The vocal tracks naturally make the nine remaining instrumental pieces sound comparably naked. And they are unfussy, even for the minimalism-savvy Tortoise, which highlights their melodic simplicity, in itself a strength whenever married to a strong directional pulse: witness the portion of “Ox Duke” where the production is stripped back to its metronomic but live-sounding drum track, boomy bass drone and insistent Reich-esque repetitions.
A familiar mix of tooled precision and vintage/analogue warmth will please anyone who liked the Beacons album. But, although The Catastrophist is just as polished, it’s also relatively underdeveloped. “Gopher Island” starts promisingly, but fades out after just a minute to make way for the vigorously stomping “Shake Hands With Danger”. It’s the former that seems representative of the whole. The album is full of meaty rhythms and head-nod grooves, with ear candy chimes and tracery guitar, each tidily wrapped up and production-buffed to perfection, but none are particularly memorable. (It sounds great through decent speakers, but is totally smothered by cheap headphones and laptop speakers.)
“The Clearing Fills” is disposable but does have a nice dark ambient coda, which effectively contrasts the bright interplay of electro-harpsichord synth lines that start “Gesceap”. Initially in equipoise, they then pulse through the oncoming Krautrock-style ‘jam’ on groove and repetition.”Tesseract” also sounds great, moment-to-moment, bright and lively, and there’s plenty of deft enlivening detail, but even so… It dissolves on hearing.
The poppy “Hot Coffee” could be another single, with its marriage of Nile Rodgers-style guitar to funky bass and firm beats, all concocting a pleasing disco/post-rock fusion. This and “Gesceap” could be great in concert. Tortoise’s live set could certainly use an overhaul.
All in all then, The Catastrophist is a mixed bag—some great moments, no real lows, everything as meticulously crafted as we’ve come to expect; it might even have some crossover appeal (if that has any meaning any more)—but it’s by no means essential.
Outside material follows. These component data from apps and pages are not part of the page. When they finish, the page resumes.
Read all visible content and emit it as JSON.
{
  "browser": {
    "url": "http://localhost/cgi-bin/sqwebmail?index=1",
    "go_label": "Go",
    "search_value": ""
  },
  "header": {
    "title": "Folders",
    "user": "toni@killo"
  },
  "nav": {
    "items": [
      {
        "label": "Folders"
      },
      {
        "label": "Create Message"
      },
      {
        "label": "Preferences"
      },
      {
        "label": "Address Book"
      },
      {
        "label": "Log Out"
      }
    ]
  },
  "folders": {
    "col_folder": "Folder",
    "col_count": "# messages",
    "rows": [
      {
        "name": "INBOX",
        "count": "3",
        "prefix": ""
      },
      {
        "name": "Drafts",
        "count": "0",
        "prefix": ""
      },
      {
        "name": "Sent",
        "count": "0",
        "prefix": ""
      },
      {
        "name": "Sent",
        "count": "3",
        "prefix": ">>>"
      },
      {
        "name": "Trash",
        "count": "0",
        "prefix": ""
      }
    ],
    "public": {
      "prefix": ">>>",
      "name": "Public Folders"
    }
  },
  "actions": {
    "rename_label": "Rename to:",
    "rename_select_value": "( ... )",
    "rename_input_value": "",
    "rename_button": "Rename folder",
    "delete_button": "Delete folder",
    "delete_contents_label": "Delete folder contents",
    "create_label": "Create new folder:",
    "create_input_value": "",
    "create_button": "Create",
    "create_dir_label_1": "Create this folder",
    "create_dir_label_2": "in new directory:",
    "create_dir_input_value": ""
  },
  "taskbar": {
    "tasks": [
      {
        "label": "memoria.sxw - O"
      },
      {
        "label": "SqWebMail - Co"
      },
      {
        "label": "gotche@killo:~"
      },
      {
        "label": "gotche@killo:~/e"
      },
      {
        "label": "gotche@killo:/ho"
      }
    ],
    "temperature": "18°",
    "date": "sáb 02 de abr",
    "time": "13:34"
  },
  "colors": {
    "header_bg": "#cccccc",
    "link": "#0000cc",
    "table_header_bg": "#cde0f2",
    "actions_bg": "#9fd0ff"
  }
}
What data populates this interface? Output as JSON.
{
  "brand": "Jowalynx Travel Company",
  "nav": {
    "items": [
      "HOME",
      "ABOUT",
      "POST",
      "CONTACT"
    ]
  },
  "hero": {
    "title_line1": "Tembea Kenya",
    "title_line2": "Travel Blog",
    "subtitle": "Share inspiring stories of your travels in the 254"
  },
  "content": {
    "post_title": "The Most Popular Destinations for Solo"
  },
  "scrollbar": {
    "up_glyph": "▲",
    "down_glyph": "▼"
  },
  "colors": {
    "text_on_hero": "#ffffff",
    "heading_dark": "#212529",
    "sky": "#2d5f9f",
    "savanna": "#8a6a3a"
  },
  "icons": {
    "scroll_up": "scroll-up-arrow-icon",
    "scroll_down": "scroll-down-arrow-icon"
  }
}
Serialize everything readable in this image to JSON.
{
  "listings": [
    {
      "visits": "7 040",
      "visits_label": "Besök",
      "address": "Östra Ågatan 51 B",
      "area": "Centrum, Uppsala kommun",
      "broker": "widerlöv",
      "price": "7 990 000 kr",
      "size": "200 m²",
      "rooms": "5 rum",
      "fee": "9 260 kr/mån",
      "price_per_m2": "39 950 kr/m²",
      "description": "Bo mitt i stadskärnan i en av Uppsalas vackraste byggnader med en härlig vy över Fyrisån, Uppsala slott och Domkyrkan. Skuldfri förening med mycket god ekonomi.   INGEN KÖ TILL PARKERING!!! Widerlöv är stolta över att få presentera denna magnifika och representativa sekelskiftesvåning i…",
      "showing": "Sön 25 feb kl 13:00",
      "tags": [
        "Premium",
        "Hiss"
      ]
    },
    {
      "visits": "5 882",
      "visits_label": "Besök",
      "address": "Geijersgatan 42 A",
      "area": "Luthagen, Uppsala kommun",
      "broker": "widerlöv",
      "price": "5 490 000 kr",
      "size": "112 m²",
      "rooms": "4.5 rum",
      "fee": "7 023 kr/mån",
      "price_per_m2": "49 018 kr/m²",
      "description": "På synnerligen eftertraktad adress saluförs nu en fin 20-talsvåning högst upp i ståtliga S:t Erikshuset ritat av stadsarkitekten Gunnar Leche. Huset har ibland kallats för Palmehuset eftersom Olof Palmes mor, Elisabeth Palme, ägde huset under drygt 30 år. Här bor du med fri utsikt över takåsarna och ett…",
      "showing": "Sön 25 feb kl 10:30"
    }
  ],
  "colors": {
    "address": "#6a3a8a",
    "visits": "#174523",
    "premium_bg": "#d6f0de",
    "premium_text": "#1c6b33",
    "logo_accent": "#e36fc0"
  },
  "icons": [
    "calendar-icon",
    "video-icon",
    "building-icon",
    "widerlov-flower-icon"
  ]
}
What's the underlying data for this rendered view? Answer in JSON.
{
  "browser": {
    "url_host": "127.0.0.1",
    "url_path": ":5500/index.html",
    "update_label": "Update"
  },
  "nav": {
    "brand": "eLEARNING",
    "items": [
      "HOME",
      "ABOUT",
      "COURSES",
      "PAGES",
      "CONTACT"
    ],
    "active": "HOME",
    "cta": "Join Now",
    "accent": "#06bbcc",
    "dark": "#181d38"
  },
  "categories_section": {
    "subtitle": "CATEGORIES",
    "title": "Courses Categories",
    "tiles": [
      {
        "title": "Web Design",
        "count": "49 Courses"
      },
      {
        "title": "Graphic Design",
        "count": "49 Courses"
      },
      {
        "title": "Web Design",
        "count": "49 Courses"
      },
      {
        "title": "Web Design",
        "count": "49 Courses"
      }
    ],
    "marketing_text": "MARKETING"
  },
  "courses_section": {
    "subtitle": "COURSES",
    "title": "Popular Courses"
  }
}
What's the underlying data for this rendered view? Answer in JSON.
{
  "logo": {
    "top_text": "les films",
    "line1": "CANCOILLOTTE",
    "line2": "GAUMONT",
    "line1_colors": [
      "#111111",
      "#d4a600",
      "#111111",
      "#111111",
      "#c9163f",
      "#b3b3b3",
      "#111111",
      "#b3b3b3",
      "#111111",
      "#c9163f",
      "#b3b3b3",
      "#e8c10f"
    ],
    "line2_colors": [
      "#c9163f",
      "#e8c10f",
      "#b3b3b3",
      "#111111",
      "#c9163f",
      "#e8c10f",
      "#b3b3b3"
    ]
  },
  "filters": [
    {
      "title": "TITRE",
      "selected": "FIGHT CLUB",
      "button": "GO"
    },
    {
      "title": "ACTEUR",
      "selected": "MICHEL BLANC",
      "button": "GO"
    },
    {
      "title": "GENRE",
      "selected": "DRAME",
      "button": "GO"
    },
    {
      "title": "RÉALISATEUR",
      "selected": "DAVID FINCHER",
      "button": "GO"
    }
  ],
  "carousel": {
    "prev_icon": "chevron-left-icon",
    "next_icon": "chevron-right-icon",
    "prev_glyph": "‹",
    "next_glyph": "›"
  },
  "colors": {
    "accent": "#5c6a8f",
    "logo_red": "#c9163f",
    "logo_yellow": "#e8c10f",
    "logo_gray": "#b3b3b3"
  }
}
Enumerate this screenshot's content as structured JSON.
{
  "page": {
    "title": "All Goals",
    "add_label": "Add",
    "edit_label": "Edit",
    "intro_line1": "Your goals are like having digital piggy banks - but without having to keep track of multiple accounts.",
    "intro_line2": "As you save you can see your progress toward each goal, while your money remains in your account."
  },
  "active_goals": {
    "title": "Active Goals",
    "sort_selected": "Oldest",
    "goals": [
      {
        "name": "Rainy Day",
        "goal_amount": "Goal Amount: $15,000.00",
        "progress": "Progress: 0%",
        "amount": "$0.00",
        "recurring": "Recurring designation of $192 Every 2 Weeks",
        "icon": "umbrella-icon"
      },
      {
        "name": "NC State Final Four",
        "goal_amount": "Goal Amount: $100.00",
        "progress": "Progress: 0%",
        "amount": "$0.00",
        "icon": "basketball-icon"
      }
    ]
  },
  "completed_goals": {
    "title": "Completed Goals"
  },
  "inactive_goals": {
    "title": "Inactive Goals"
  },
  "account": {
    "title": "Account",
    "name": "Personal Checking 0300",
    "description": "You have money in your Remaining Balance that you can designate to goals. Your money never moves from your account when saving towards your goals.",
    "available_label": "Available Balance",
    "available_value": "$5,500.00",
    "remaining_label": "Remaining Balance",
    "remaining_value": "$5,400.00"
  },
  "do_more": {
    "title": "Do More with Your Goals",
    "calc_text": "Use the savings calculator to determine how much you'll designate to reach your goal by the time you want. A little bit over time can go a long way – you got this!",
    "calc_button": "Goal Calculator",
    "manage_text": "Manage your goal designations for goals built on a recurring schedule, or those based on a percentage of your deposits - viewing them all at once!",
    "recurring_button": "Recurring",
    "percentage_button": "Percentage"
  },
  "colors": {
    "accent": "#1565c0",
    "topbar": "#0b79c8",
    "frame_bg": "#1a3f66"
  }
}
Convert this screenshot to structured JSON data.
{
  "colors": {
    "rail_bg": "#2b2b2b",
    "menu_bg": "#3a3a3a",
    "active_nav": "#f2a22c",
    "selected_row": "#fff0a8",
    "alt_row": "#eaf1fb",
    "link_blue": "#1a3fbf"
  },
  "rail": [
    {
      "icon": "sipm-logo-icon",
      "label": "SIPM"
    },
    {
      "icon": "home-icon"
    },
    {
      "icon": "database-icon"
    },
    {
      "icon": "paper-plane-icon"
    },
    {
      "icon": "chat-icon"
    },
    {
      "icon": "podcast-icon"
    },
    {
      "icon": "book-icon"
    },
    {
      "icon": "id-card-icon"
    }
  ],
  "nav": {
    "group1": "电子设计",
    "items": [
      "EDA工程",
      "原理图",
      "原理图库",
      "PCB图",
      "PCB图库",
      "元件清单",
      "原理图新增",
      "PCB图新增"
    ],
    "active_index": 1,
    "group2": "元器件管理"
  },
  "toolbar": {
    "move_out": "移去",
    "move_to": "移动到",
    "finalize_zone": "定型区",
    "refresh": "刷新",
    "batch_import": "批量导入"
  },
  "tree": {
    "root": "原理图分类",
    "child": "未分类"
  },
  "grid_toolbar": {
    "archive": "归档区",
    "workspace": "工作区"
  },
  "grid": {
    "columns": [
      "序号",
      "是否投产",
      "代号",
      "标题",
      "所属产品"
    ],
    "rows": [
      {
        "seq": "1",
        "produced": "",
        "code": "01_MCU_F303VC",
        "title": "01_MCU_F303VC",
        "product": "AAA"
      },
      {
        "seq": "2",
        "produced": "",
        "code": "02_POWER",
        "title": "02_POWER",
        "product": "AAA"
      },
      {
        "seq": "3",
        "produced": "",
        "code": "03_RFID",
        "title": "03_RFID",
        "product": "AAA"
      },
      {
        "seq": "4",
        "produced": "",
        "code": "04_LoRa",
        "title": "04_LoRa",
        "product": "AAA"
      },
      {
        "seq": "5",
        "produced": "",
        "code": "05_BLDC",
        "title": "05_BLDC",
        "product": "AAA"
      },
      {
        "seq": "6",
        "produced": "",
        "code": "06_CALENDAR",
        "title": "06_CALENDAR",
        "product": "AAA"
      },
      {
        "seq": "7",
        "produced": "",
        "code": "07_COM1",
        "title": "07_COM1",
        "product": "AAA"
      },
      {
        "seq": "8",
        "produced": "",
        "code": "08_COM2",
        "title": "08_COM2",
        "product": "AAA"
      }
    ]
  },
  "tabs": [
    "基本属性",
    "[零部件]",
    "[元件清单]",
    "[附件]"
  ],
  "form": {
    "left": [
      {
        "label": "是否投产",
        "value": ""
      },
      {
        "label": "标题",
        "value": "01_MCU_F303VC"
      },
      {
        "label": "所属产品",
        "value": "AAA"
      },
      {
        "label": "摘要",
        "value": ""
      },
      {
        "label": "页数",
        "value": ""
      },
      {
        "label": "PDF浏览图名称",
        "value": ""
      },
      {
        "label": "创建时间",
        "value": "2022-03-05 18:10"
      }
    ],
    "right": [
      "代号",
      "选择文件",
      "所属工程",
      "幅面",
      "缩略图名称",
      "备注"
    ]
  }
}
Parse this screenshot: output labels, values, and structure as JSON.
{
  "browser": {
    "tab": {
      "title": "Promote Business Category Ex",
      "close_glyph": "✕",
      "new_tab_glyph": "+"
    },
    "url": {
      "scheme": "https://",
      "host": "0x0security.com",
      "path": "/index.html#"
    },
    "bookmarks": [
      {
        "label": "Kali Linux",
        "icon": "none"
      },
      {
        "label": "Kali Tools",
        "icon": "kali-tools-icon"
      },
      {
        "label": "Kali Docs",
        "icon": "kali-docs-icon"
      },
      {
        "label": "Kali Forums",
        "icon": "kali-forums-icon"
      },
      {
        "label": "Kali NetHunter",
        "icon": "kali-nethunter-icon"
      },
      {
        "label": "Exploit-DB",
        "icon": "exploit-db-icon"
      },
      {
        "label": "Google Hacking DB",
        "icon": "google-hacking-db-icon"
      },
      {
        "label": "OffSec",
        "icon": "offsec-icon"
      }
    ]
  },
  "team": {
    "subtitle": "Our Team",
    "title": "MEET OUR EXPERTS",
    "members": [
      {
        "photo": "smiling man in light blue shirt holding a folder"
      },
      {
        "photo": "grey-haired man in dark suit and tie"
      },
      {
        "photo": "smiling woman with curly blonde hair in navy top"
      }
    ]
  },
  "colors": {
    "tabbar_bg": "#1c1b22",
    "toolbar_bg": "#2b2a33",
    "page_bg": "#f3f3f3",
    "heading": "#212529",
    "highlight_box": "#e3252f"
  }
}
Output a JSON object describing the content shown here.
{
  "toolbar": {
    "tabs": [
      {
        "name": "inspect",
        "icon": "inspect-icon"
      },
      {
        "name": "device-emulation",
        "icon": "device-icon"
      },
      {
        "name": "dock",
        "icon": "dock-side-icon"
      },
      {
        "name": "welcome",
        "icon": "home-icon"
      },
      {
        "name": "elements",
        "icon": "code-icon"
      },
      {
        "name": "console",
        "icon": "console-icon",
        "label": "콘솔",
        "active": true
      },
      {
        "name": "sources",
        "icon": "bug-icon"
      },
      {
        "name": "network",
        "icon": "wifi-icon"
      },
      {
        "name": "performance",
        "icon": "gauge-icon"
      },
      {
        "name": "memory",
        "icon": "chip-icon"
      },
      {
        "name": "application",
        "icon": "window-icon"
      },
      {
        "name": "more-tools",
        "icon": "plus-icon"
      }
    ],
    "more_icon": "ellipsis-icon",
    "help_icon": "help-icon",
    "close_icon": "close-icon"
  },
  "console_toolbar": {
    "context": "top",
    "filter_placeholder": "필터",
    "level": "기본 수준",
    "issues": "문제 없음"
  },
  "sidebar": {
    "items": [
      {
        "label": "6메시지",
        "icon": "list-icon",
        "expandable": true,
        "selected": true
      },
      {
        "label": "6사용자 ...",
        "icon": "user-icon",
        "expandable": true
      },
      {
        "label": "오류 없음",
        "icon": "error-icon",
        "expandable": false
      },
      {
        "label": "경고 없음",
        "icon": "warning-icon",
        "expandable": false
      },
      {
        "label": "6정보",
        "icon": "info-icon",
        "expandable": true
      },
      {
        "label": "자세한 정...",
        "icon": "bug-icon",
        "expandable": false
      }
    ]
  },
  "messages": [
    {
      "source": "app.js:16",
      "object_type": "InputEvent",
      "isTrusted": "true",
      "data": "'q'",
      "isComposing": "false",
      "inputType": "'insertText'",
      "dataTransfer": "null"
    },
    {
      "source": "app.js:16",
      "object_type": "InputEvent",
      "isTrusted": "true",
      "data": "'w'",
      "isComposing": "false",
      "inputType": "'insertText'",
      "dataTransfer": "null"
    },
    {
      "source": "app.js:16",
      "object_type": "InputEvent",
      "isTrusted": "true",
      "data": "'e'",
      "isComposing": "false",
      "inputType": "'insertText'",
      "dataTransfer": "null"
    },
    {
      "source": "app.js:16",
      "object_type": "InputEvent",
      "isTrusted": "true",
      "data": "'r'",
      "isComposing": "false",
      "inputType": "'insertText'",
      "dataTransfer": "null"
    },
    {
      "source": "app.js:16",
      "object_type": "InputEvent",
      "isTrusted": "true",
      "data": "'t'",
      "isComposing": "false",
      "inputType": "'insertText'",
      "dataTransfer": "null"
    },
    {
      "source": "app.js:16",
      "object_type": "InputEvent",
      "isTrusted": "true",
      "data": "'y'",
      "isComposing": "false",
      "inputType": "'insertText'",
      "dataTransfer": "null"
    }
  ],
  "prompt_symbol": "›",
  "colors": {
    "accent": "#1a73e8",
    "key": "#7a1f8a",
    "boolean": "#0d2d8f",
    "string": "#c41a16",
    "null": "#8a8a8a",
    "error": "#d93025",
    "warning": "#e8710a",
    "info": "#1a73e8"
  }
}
Dan Bitney, John Herndon, Doug McCombs, John McEntire, Jeff Parker + Georgia Hubley and Todd Rittmann (vocals).
Buy The Catastrophist direct from Thrill Jockey.